As one of the most popular floral choices for funerals, lilies represent the restored innocence of the soul of the departed. Gladioli
Tall and majestic, gladioli convey strength of character, moral integrity and sincerity Carnations
White carnations convey pure love and innocence; red carnations represent admiration; and pink carnations stand for remembrance. Chrysanthemums
In many European cultures, chrysanthemums are only used as funeral flowers as they are symbolic of death. In the US, chrysanthemums represent truth and are typically regarded as a cheerful way to honor someone who lived a full life. Roses
This highly popular flower carries different meanings depending on the color; White roses express reverence, innocence and youthfulness; Red roses convey respect, love and courage; Pink roses signify love, grace and gentility; Crimson roses denote grief and sorrow; and yellow represents friendship. Orchids
Pink and white are traditional orchid colors used to express one's sympathy and typically represent eternal love. Phalaenopsis and dendrobium orchids are generally the most appropriate types of orchids used as sympathy flowers.
Now that you know the meaning of some of the most popular funeral flowers, you can incorporate them in your arrangements. The tradition of adorning the casket with fresh flowers (called a casket spray
) is typically selected by the closest family members - spouse, children, siblings, parents, etc. They are beautiful displays of one or several types of flowers and greens that sit on top of the casket. Full casket sprays are suitable for closed caskets, while half casket sprays are used for open casket services. Casket inserts and garlands are other types of floral designs that are selected by the immediate family.
More than any other time, showing your support for someone who has suffered a loss means the most. But many wonder how to be a good friend or family member at such a difficult time. What do you say? What do you do? In this Funeral Flowers Guide, we share some impactful ways on how to show your support. Be Present

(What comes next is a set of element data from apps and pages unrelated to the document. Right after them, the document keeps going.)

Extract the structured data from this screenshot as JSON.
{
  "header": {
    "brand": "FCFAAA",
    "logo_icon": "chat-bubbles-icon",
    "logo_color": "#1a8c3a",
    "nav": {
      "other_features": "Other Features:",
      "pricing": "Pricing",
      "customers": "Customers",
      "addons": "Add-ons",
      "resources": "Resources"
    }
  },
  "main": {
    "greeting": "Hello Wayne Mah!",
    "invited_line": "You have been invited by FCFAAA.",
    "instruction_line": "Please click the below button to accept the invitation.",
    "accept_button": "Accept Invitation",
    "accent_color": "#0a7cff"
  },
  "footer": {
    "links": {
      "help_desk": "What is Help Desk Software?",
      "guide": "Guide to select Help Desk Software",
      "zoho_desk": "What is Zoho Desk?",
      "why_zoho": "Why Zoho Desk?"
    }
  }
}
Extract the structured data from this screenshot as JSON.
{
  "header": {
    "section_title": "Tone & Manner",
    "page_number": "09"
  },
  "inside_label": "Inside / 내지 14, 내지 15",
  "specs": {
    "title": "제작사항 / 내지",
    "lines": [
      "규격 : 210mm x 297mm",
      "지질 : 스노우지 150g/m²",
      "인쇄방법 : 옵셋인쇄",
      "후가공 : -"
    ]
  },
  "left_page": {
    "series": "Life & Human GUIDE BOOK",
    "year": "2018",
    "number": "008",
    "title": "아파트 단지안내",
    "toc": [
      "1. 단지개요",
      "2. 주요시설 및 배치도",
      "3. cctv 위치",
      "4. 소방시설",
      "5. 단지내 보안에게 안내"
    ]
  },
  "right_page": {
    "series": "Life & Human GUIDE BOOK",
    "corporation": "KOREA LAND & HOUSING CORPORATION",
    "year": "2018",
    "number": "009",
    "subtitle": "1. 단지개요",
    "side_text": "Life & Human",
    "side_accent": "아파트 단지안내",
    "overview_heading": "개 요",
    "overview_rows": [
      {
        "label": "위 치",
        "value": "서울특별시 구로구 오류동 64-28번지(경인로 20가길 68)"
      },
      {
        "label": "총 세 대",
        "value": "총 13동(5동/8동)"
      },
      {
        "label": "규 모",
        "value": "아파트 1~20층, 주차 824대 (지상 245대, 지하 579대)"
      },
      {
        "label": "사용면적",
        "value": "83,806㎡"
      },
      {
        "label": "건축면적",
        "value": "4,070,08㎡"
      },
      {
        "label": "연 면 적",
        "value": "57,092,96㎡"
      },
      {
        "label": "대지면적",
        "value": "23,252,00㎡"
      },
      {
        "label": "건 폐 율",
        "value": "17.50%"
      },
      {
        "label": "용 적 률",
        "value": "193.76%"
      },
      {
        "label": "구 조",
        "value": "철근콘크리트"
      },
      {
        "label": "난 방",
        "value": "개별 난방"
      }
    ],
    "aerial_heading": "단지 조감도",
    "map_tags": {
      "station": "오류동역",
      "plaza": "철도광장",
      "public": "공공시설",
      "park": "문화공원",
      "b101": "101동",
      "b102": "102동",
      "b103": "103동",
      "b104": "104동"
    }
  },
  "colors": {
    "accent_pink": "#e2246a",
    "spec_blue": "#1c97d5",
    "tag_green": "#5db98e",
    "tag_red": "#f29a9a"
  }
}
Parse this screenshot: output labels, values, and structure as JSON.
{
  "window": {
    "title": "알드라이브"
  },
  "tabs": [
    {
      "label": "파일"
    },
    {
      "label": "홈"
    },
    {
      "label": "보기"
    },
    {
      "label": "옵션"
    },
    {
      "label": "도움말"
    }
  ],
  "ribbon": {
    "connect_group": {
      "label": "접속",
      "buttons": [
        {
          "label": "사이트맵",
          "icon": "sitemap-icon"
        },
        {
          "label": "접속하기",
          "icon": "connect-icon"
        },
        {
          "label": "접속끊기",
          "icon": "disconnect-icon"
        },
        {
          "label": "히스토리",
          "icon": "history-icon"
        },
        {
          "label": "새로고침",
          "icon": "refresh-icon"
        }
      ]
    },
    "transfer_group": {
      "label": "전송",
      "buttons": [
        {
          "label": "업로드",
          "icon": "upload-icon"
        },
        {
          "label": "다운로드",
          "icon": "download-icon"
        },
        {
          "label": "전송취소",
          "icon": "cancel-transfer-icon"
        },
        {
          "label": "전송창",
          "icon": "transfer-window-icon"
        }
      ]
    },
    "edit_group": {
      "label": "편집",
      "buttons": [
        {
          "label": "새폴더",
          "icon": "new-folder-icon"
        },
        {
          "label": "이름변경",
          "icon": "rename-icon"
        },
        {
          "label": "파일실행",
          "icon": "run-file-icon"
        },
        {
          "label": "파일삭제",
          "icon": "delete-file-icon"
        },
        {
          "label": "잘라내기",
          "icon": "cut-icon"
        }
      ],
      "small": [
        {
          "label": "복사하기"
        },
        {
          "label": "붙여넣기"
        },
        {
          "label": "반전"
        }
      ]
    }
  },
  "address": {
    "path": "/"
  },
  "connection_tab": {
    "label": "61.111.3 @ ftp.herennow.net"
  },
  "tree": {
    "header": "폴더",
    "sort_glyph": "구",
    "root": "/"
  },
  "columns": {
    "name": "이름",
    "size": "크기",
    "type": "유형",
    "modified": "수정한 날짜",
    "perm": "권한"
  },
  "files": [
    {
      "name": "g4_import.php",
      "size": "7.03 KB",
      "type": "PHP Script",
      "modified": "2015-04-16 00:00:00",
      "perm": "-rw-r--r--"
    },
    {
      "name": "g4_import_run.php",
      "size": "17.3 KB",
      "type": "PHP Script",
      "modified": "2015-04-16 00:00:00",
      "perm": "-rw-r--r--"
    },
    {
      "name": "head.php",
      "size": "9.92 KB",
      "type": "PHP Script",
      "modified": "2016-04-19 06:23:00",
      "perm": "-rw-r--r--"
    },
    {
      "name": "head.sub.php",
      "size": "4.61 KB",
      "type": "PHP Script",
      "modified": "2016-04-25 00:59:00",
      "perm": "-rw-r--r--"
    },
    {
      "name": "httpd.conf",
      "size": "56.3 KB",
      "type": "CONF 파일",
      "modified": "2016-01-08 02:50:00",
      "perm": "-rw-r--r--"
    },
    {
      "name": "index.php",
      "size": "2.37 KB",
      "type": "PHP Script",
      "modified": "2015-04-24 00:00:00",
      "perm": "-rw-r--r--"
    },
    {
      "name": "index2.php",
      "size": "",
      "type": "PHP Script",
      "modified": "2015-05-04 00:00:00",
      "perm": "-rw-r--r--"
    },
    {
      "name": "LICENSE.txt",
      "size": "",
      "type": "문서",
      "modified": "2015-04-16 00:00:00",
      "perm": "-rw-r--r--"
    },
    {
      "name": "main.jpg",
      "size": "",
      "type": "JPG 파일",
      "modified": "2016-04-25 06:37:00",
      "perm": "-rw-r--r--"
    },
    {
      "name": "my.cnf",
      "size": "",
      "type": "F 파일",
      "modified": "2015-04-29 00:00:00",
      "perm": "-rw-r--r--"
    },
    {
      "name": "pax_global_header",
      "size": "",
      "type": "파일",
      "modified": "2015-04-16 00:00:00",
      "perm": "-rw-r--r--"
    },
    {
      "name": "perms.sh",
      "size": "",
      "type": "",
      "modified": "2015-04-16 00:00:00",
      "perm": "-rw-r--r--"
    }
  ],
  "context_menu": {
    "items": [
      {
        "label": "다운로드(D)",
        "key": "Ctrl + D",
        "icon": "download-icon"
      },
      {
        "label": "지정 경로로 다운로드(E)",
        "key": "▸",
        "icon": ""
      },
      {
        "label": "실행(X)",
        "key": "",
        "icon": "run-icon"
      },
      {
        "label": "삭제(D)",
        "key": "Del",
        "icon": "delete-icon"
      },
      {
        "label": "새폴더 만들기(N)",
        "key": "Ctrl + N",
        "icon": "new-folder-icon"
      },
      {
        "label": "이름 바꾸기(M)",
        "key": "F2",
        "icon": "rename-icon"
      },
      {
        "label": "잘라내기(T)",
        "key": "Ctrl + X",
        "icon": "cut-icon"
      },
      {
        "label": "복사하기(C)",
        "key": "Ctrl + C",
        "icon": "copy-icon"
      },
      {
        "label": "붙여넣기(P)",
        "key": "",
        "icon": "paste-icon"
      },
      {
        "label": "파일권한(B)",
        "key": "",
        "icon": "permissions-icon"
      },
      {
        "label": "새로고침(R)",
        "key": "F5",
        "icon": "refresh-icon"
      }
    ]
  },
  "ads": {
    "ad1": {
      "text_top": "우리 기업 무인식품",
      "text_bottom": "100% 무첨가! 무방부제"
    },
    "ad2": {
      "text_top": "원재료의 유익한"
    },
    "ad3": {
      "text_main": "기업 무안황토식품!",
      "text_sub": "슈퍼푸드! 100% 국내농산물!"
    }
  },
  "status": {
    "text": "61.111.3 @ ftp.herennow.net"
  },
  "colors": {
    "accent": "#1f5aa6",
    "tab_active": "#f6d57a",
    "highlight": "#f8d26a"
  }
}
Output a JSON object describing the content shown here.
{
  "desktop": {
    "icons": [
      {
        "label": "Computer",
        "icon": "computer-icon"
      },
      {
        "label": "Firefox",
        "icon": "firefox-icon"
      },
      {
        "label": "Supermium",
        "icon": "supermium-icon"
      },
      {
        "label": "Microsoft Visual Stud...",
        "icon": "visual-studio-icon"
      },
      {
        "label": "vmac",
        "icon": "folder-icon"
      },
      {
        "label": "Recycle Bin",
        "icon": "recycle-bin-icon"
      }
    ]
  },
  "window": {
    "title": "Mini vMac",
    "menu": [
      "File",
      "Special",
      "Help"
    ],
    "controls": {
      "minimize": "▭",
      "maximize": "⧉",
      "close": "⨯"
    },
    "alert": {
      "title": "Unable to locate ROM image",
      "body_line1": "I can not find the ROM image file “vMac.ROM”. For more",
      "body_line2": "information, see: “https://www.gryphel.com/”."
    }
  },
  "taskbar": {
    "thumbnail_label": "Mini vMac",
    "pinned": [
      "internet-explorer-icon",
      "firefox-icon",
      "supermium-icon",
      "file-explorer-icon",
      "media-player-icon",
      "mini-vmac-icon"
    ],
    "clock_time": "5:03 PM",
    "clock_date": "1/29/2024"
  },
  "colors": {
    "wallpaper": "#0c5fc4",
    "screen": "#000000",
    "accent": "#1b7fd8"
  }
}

Showing your support does not have to involve some huge gesture. Just being there for someone who is grieving - listening to them, holding their hand and letting them cry or laugh as they reminisce - is all they may need to help them go through the grieving process. What To Say
If you live nearby, you will likely be attending the wake service, funeral or both. It is at these moments, when many are left wondering what to say to those who are grieving? You do not have to be a poet, just speak from the heart. Still looking for suggestions? Try the following:
What Not To Say
- I am truly sorry for your loss
- I am not sure what to say, but I want you to know I care
- You and your loved one will be in my prayers
- Tell me what I can do for you
Try as we may, sometimes we say the wrong thing or stick our proverbial foot in our mouth. Here are some things to avoid saying:
Convey A Message With Flowers
- At least he lived a long life, many people die young
- Cheer up, he wouldn't want you to be sad
- He's in a better place
- There's a reason for everything
- I know how you feel
- Be strong
In addition to your presence and kind words, flowers are a wonderful way to express what is in your heart. Send an arrangement to the wake, graveside ceremony or church. Also consider sending flowers to the home of those grieving days or a couple of weeks after all the services have ended to let them know you are still thinking of them.